It was my first time using the Ozonics HR-200, and to be honest, I was extremely skeptical. I hung the unit an arm’s length above my head, tilted it slightly downward and pointed it directly into my scent stream. A slight hum and a low glowing blue flame kicked the unit to life and I hunkered back into my seat and waited for dawn.
With the first rays of the glowing November sun came the unmistakable sound of crunching leaves in the distance. It was a plump doe. She was panting hard and kept glancing behind her. He came up on her fast. His neck was stretched out and his gait was long. He was a small buck — a spry two-year-old with visions of passing along his genetics — but the savvy old doe was having none of it.
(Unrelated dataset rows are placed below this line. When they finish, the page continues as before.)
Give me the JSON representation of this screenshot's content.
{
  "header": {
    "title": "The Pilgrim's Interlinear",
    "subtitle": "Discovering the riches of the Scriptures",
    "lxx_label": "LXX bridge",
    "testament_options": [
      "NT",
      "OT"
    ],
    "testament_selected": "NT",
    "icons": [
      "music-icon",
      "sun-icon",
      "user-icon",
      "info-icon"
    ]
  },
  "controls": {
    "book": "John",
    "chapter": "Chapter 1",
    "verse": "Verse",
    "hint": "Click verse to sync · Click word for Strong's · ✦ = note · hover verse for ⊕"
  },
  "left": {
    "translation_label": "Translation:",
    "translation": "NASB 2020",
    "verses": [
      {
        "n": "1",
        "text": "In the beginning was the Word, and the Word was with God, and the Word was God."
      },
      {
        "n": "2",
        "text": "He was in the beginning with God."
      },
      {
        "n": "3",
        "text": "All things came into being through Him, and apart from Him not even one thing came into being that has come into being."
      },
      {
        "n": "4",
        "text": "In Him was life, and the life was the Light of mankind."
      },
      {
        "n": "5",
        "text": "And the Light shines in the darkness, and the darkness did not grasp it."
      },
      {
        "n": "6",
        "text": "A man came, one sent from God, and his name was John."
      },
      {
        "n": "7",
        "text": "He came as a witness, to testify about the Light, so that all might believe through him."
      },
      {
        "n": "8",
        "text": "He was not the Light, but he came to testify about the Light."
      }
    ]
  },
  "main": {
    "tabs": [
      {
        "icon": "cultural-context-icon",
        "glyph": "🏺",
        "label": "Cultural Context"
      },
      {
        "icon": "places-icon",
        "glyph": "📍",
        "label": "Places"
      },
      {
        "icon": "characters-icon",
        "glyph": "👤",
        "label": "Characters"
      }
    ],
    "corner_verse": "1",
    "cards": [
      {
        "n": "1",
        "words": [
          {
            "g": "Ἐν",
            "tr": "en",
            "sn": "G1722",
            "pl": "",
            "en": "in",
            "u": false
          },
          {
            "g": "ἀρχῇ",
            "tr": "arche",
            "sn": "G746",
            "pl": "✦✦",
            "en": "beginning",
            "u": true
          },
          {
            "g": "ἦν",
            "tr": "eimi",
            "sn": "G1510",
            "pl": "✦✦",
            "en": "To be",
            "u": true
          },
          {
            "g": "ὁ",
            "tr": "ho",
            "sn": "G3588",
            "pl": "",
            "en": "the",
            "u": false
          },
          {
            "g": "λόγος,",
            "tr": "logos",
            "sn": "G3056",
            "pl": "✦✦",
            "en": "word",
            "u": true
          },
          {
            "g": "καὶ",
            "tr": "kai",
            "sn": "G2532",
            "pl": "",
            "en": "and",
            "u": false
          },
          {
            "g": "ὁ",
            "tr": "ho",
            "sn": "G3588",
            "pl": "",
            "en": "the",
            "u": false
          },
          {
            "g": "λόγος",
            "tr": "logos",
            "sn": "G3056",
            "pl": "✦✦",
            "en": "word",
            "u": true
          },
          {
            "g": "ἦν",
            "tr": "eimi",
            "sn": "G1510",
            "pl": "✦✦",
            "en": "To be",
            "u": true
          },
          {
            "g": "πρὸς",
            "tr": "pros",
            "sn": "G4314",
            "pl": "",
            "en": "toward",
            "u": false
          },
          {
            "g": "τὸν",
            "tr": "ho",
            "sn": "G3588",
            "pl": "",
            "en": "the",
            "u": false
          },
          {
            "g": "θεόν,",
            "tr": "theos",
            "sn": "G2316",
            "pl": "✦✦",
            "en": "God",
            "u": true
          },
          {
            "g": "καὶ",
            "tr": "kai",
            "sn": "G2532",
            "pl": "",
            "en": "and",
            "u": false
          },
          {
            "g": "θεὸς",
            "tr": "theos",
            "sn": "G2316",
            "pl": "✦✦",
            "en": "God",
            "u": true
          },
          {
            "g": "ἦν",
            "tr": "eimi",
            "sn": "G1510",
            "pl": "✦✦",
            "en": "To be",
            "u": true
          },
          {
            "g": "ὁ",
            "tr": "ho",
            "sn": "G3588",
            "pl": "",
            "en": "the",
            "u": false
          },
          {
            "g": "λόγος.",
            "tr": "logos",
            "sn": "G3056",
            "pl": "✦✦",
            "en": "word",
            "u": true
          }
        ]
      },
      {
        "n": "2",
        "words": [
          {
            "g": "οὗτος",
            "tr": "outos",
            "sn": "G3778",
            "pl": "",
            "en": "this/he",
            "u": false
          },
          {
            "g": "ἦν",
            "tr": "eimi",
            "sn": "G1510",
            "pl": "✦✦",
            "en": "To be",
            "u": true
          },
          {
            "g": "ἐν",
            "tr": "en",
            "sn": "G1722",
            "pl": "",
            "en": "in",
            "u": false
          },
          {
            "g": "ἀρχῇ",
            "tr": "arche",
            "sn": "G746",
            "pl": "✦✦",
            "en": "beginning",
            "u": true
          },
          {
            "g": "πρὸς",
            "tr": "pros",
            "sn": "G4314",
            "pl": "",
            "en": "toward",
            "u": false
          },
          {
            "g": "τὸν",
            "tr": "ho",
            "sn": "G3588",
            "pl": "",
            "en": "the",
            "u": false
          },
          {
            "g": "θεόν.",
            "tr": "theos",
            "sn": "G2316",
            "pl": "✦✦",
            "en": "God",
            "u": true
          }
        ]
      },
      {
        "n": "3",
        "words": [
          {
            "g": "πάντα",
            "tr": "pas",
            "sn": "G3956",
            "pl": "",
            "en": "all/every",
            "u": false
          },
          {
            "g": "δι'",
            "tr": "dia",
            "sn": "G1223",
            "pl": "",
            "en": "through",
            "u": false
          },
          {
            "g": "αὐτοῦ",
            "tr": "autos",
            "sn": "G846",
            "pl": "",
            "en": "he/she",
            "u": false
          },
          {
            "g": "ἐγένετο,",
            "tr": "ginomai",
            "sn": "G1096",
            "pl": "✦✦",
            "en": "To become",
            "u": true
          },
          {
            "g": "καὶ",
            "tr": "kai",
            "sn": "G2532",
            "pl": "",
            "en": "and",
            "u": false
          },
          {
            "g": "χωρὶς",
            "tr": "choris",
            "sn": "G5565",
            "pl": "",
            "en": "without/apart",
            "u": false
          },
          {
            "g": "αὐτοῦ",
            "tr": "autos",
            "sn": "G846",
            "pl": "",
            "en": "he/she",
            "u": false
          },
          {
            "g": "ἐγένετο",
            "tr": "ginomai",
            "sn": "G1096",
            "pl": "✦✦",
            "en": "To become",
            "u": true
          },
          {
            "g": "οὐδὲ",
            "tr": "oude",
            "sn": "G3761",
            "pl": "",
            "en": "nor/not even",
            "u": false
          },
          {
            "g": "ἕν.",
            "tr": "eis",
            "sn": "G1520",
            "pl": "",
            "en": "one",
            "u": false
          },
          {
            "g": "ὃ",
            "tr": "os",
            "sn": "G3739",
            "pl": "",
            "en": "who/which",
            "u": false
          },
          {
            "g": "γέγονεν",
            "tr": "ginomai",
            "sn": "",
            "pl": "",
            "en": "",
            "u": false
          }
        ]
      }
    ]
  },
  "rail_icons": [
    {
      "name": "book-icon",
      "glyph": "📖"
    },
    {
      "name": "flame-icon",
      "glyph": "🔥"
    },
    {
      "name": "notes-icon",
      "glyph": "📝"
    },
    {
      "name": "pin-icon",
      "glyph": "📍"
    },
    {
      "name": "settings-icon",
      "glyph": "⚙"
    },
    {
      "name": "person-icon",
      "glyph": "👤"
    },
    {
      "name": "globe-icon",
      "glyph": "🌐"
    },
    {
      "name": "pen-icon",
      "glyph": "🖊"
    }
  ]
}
The entire show lasted less than three minutes, and the duo was soon swallowed up by the cottonwood-dappled river bottom. That’s when it hit me: The pair had been dead in my wind stream and hadn’t so much as batted an eye. It had to be a coincidence — dumb luck mixed with the power of the rut.
An hour passed and the woods grew quiet. I figured my stink had polluted the woods, but then she appeared. She was a lone doe and she moved in and out of my scent stream for several minutes. Unalarmed and without a nagging gentlemen on her tail, the doe simply walked directly under my stand and disappeared. It was working. My hard-core scent regime and the scent-destroying Ozonics unit were keeping me undetected.
Aside from a sack lunch, a few good games of iPhone solitaire and some vocal hen turkeys, my all-day sit was pretty uneventful. I changed the batteries in my Ozonics unit just as the evening shadows started to cast. The fan and blue flame had only been creating ozone for a few minutes when she appeared like a ghost. I recognized the doe. She had only three legs and loved posing for my trail cams. She didn’t look nervous, but a respectable 8-point with a tight, tall rack was right with her. Just as with the previous encounters, the pair was oblivious to my presence.
I grunted the buck to a stop at 30 yards, settled my Montana Black Gold single-pin sight and pulled through my Scott Hex Hunter release. The Easton Full Metal Jacket 6MM was true, and blood from the Rage-induced hole spilled on the ground. His death sprint was short lived; I heard the unmistakable crash. The buck was tangled in a massive tamarack bush when I found him.
I was elated. I had my Ozonics “ah-ha” moment the first time I put the unit to the test. Honestly, I felt somewhat foolish. I’ve penned many articles over the years about stepping outside the norm, being a continual learner, embracing new products and technologies. Yet, I’d grown stubborn in the scent area. Lesson learned. Sometimes you have to press the limits, take a chance and embrace new products and technologies. They just might make the difference between success and failure, or in my case, staying home or hunting a stand I’d waited more than two months to climb into.
How It Works
You might be thinking my Ozonics moment was luck — that the unit is nothing more than snake oil — but I’ve used it several times since and the results have been the same. Have I had deer smell me? Yes, of course. Nothing is foolproof. But when the unit is hung above my head and sending ozone downwind, I’ve watched multiple bucks and does walk right into my scent stream. Sometimes they get a whiff of me, but because the unit is killing the bacteria that causes human odor, I believe the deer are only ingesting a small amount of my stink and believe I’m much farther away than I actually am.
Ozonics features technology that transforms ordinary, ambient oxygen into scent-destroying ozone. Ozone is, by its very nature, highly unstable, so it readily bonds with human scent molecules.
You think I’ll be using it again?